Start of Block
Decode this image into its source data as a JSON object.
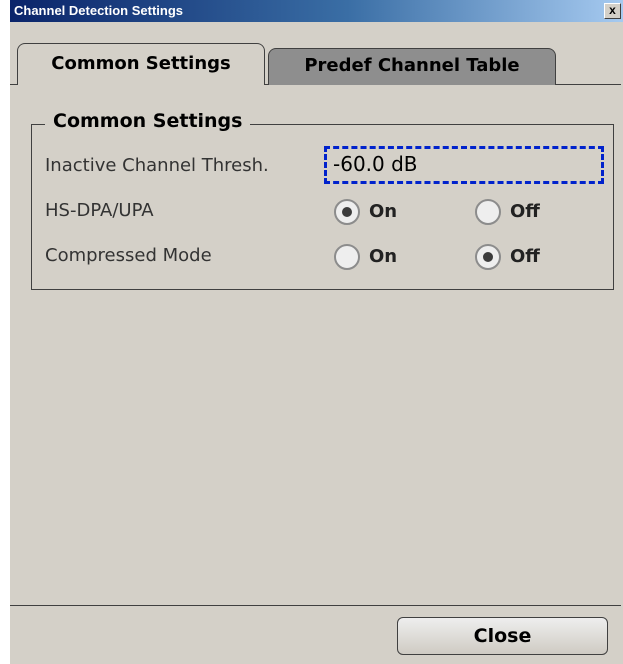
{
  "window": {
    "title": "Channel Detection Settings",
    "close_glyph": "x"
  },
  "tabs": [
    {
      "label": "Common Settings",
      "active": true
    },
    {
      "label": "Predef Channel Table",
      "active": false
    }
  ],
  "group": {
    "title": "Common Settings",
    "inactive_threshold": {
      "label": "Inactive Channel Thresh.",
      "value": "-60.0 dB"
    },
    "hsdpa": {
      "label": "HS-DPA/UPA",
      "on_label": "On",
      "off_label": "Off",
      "selected": "On"
    },
    "compressed": {
      "label": "Compressed Mode",
      "on_label": "On",
      "off_label": "Off",
      "selected": "Off"
    }
  },
  "footer": {
    "close_label": "Close"
  },
  "colors": {
    "focus_border": "#0022cc",
    "dialog_bg": "#d4d0c8",
    "inactive_tab": "#8e8e8e"
  }
}
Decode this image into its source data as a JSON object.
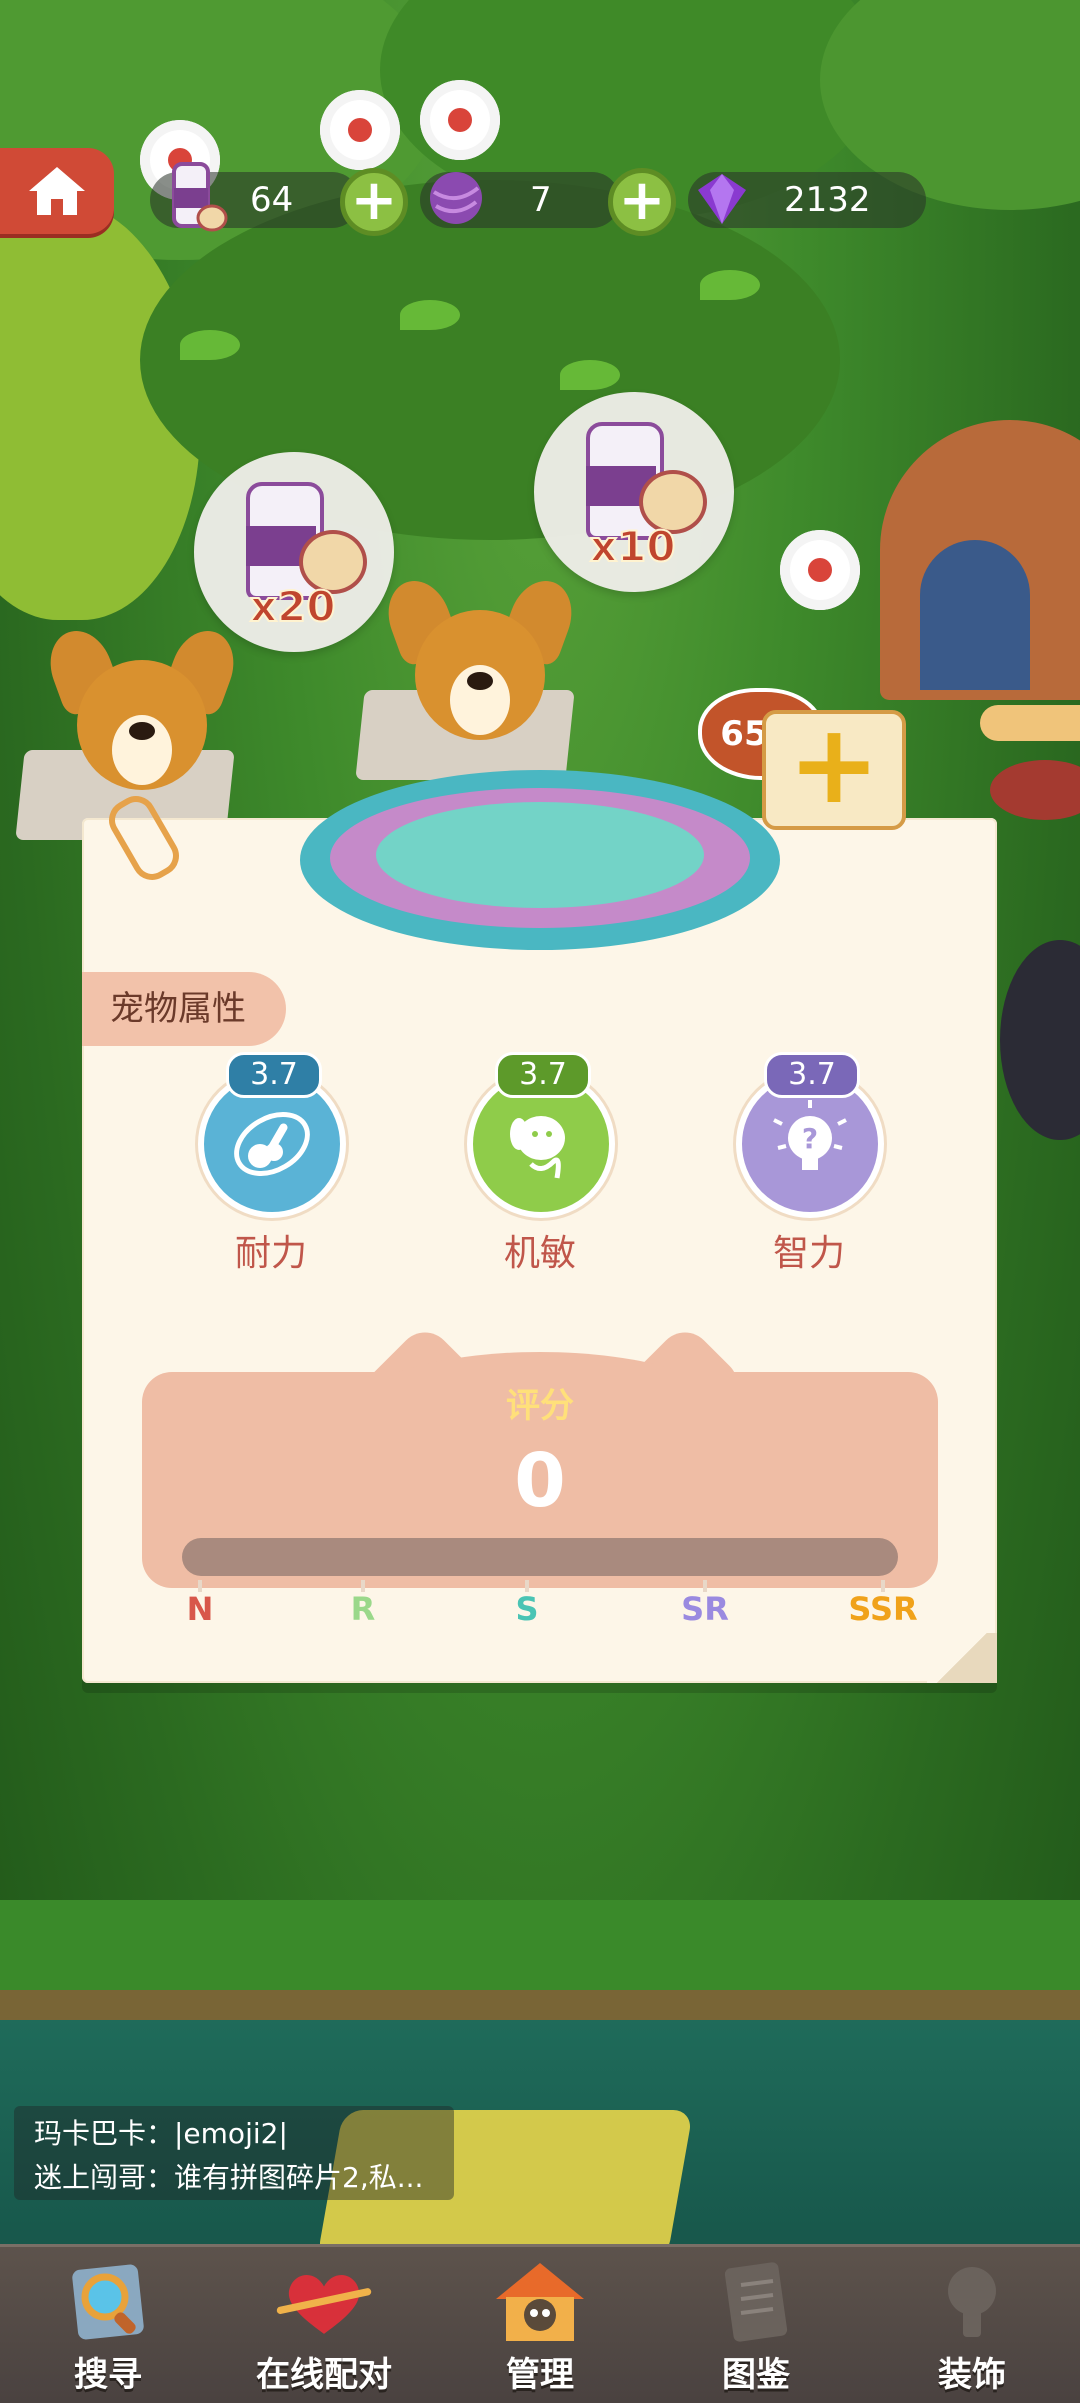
{
  "resources": {
    "milk": {
      "value": "64",
      "icon": "milk-bottle-icon"
    },
    "yarn": {
      "value": "7",
      "icon": "yarn-ball-icon"
    },
    "gems": {
      "value": "2132",
      "icon": "purple-gem-icon"
    }
  },
  "bubbles": [
    {
      "qty": "x20"
    },
    {
      "qty": "x10"
    }
  ],
  "bed": {
    "progress": "65%"
  },
  "card": {
    "section_title": "宠物属性",
    "stats": [
      {
        "name": "耐力",
        "value": "3.7",
        "icon": "endurance-icon",
        "color": "#5ab3d6",
        "tag_color": "#2f7fa6"
      },
      {
        "name": "机敏",
        "value": "3.7",
        "icon": "agility-dog-icon",
        "color": "#8fcc4a",
        "tag_color": "#5d9a2a"
      },
      {
        "name": "智力",
        "value": "3.7",
        "icon": "intelligence-bulb-icon",
        "color": "#a897d8",
        "tag_color": "#7a68b8"
      }
    ],
    "score": {
      "label": "评分",
      "value": "0",
      "progress": 0
    },
    "ranks": [
      {
        "label": "N",
        "color": "#d8574a"
      },
      {
        "label": "R",
        "color": "#9ad88a"
      },
      {
        "label": "S",
        "color": "#4ac4b4"
      },
      {
        "label": "SR",
        "color": "#9a8ae0"
      },
      {
        "label": "SSR",
        "color": "#f0a21a"
      }
    ]
  },
  "chat": {
    "lines": [
      "玛卡巴卡：|emoji2|",
      "迷上闯哥：谁有拼图碎片2,私..."
    ]
  },
  "nav": [
    {
      "label": "搜寻",
      "icon": "magnifier-icon"
    },
    {
      "label": "在线配对",
      "icon": "heart-icon"
    },
    {
      "label": "管理",
      "icon": "house-icon"
    },
    {
      "label": "图鉴",
      "icon": "book-icon"
    },
    {
      "label": "装饰",
      "icon": "decor-icon"
    }
  ]
}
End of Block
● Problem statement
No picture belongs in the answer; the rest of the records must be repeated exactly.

● Answer area
Decode this image into its source data as a JSON object.
{
  "window": {
    "title": "Channel Detection Settings",
    "close_glyph": "x"
  },
  "tabs": [
    {
      "label": "Common Settings",
      "active": true
    },
    {
      "label": "Predef Channel Table",
      "active": false
    }
  ],
  "group": {
    "title": "Common Settings",
    "inactive_threshold": {
      "label": "Inactive Channel Thresh.",
      "value": "-60.0 dB"
    },
    "hsdpa": {
      "label": "HS-DPA/UPA",
      "on_label": "On",
      "off_label": "Off",
      "selected": "On"
    },
    "compressed": {
      "label": "Compressed Mode",
      "on_label": "On",
      "off_label": "Off",
      "selected": "Off"
    }
  },
  "footer": {
    "close_label": "Close"
  },
  "colors": {
    "focus_border": "#0022cc",
    "dialog_bg": "#d4d0c8",
    "inactive_tab": "#8e8e8e"
  }
}
Decode this image into its source data as a JSON object.
{
  "resources": {
    "milk": {
      "value": "64",
      "icon": "milk-bottle-icon"
    },
    "yarn": {
      "value": "7",
      "icon": "yarn-ball-icon"
    },
    "gems": {
      "value": "2132",
      "icon": "purple-gem-icon"
    }
  },
  "bubbles": [
    {
      "qty": "x20"
    },
    {
      "qty": "x10"
    }
  ],
  "bed": {
    "progress": "65%"
  },
  "card": {
    "section_title": "宠物属性",
    "stats": [
      {
        "name": "耐力",
        "value": "3.7",
        "icon": "endurance-icon",
        "color": "#5ab3d6",
        "tag_color": "#2f7fa6"
      },
      {
        "name": "机敏",
        "value": "3.7",
        "icon": "agility-dog-icon",
        "color": "#8fcc4a",
        "tag_color": "#5d9a2a"
      },
      {
        "name": "智力",
        "value": "3.7",
        "icon": "intelligence-bulb-icon",
        "color": "#a897d8",
        "tag_color": "#7a68b8"
      }
    ],
    "score": {
      "label": "评分",
      "value": "0",
      "progress": 0
    },
    "ranks": [
      {
        "label": "N",
        "color": "#d8574a"
      },
      {
        "label": "R",
        "color": "#9ad88a"
      },
      {
        "label": "S",
        "color": "#4ac4b4"
      },
      {
        "label": "SR",
        "color": "#9a8ae0"
      },
      {
        "label": "SSR",
        "color": "#f0a21a"
      }
    ]
  },
  "chat": {
    "lines": [
      "玛卡巴卡：|emoji2|",
      "迷上闯哥：谁有拼图碎片2,私..."
    ]
  },
  "nav": [
    {
      "label": "搜寻",
      "icon": "magnifier-icon"
    },
    {
      "label": "在线配对",
      "icon": "heart-icon"
    },
    {
      "label": "管理",
      "icon": "house-icon"
    },
    {
      "label": "图鉴",
      "icon": "book-icon"
    },
    {
      "label": "装饰",
      "icon": "decor-icon"
    }
  ]
}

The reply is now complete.